◆ TASK OBJECTIVE
Among the entries that follow, how many lines contain the string "JSON"? Write the number alone.

Web page and app entries
· · · · · · ·

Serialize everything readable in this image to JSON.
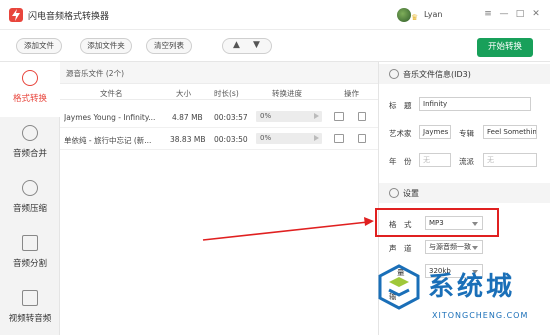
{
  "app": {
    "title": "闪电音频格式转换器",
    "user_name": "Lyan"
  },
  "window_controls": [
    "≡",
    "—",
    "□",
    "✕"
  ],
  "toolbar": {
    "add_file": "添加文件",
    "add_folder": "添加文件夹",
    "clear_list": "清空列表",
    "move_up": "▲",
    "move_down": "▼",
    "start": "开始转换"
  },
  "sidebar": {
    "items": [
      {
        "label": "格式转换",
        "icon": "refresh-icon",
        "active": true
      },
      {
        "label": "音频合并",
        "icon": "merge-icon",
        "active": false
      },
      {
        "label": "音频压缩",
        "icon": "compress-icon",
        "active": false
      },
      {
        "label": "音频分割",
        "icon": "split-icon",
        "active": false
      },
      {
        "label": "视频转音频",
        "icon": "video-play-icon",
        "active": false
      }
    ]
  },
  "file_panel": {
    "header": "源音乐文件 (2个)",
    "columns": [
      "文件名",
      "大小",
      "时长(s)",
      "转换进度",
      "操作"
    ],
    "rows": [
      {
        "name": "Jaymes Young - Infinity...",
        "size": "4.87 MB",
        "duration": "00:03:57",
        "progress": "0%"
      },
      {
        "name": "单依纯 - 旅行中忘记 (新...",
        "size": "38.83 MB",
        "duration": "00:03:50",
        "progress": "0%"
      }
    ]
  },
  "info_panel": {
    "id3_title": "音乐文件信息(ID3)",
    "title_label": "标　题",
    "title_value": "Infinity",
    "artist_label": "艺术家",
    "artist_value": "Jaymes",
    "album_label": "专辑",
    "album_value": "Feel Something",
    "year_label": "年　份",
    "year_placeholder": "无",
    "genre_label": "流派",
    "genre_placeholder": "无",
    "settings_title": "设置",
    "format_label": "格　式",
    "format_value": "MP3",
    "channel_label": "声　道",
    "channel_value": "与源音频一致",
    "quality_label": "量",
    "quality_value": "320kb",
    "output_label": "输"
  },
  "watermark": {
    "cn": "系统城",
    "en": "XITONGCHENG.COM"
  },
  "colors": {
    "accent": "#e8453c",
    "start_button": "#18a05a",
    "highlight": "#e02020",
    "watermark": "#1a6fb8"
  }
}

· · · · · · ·

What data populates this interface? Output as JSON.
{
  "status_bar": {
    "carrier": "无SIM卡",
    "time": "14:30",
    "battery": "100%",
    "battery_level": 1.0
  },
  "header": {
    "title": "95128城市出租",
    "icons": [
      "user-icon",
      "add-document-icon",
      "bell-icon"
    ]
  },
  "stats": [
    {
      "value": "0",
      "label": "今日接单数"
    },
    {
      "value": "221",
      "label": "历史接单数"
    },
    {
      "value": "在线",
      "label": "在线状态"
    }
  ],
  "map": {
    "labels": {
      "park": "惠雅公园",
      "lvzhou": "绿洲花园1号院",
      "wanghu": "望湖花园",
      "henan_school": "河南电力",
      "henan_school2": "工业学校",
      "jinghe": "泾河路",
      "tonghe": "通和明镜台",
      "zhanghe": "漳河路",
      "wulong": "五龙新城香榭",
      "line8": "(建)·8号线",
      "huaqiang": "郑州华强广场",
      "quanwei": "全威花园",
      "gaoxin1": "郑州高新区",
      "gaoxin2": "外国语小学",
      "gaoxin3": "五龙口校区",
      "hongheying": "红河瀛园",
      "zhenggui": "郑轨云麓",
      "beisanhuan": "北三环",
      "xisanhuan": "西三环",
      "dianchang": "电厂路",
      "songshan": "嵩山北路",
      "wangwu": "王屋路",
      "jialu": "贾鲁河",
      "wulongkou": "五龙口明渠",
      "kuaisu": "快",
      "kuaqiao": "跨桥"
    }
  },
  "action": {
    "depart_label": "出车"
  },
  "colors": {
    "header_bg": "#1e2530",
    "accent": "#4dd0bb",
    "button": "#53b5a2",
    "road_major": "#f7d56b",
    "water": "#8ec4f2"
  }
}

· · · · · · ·

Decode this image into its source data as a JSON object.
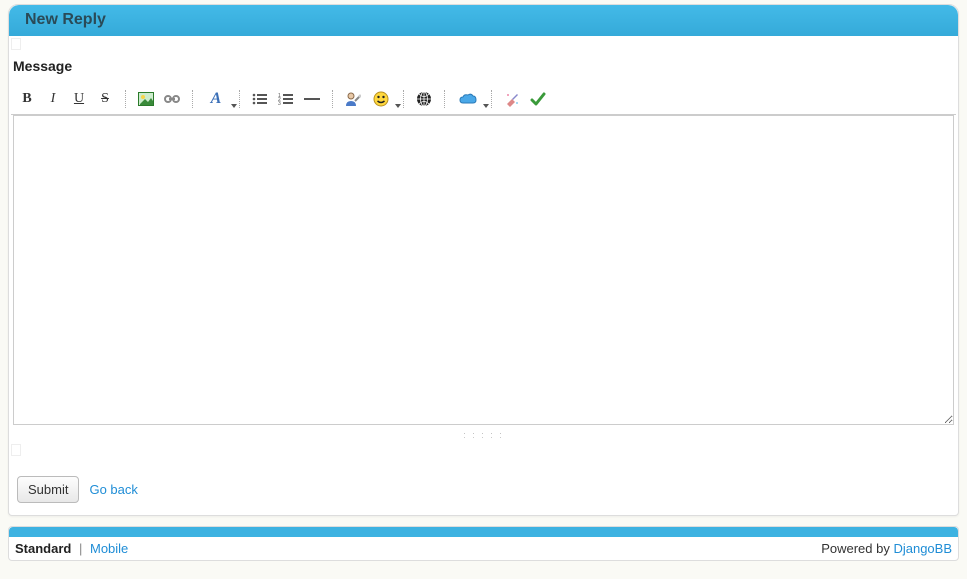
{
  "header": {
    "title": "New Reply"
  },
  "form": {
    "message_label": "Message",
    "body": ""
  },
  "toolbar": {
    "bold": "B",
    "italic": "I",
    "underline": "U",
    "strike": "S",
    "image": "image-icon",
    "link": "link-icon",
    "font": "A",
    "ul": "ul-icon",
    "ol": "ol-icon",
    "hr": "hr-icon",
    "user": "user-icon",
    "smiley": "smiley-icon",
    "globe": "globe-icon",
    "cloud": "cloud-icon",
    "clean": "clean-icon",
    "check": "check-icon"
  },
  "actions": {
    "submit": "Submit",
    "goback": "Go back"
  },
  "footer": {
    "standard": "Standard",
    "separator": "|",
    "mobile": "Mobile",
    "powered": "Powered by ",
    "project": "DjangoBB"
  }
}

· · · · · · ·

◆ OUTPUT
3